The politician believes that the responsibility for the killings of homosexual men in Chechnya must be attributed to Ramzan Kadyrov, the Head of the Chechen Republic.
Linas Linkevičius, the Minister of Foreign Affairs of the Republic of Lithuania, has welcomed the adoption of the resolution. The Minister stressed that amendments to the final resolution were initiated by the Lithuanian parliamentarians.
“I welcome the adoption of PACE resolution on human rights violations in Chechnya with the amendments from Lithuania. LGBT persecution in Chechnya, Russia, must stop,” the Minister wrote on “Twitter”.
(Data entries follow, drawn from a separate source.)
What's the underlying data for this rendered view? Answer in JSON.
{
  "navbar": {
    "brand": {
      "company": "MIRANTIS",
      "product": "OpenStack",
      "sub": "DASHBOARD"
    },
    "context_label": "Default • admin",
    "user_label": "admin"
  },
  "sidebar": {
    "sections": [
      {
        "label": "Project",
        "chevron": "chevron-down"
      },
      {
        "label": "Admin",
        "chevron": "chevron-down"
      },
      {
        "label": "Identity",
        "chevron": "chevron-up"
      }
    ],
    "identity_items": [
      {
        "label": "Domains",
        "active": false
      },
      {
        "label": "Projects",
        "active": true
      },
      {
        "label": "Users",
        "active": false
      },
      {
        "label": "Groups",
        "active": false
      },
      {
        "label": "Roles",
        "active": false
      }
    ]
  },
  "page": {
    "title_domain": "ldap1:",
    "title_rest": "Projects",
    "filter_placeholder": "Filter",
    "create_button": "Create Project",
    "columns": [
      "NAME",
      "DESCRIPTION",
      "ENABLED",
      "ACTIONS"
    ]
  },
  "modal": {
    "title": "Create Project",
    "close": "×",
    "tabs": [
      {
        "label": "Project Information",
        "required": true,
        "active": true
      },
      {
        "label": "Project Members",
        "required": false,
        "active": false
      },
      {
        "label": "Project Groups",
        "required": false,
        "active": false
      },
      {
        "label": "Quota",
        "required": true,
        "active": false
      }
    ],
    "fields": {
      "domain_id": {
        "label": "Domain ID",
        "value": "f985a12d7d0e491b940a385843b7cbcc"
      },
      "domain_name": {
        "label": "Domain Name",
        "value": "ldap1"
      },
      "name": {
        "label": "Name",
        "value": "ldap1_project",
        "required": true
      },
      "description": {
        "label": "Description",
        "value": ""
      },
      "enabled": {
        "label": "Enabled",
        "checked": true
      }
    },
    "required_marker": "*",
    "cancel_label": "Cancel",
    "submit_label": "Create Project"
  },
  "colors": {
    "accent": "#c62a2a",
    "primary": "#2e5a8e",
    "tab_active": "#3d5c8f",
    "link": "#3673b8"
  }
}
The Council of Europe unites 47 states but its decisions are not binding. The Assembly is comprised of the members from the national parliaments of the Member States. It is often used to address the issues related to human rights. In 2014, after the annexation of Crimea and a military intervention in eastern Ukraine, the Council has suspended the rights of the Russian representatives.
The Russian independent newspaper “Novaja Gazeta” has recently reported that during a campaign against homosexual persons in Chechnya, more than 100 men were detained and three of them were killed. Ramzan Kadyrov, the Head of the Chechen Republic, has denied these allegations.
Throughout the 1990’s and 2000’s, Chechnya suffered two separatist wars. However, under the harsh rule of Ramzan Kadyrov, the region was essentially pacified.
On April 5th, 2017 the National LGBT* rights organization LGL applied to the Ministry of Foreign Affairs of Lithuania regarding human rights violations in Chechnya (Russian Federation), urging to request the Russian authorities to immediately set-free all detained people and start investigation of the arbitrary detention, torture and killing. In the letter to the Ministry, Vladimir Simonko, Executive Director of LGL, stressed that “the Republic of Lithuania, as a member of the European Union and NATO, must not stay indifferent and has to send a message that violence against LGBT* persons will not be tolerated.” In its letter, the association LGL urged the Ministry of Foreign Affairs to remind the Russian authorities of their obligations to respect fundamental human rights both under the Russian Constitution and the international law.
On May 13th, 2017 the National LGBT* rights organization LGL will organize a protest under the framework of the traditional „Rainbow Days“ social campaign „Rainbow Bus“ outside the Embassy of the Russian Federation in Vilnius, aiming to call for action to protect the gay men being tortured in ‘concentration camps’ in Chechnya and draw attention to LGBT* human rights violations in Russia.